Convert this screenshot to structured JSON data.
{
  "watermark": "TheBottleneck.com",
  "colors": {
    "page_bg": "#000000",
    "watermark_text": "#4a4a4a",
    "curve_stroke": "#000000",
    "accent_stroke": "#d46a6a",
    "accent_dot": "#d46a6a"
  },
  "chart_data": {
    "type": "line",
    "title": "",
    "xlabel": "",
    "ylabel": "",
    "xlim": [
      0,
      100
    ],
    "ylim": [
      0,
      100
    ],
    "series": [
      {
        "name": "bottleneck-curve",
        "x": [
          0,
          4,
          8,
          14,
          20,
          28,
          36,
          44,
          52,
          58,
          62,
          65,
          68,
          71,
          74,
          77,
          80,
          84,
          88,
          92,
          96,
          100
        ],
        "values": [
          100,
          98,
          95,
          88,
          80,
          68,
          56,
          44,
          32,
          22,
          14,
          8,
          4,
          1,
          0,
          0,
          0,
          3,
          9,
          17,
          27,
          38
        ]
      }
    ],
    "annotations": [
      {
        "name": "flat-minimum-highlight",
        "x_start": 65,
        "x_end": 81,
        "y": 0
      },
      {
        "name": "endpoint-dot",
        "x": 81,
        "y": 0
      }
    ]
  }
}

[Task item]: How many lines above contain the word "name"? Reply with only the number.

[Completed exercise]: 3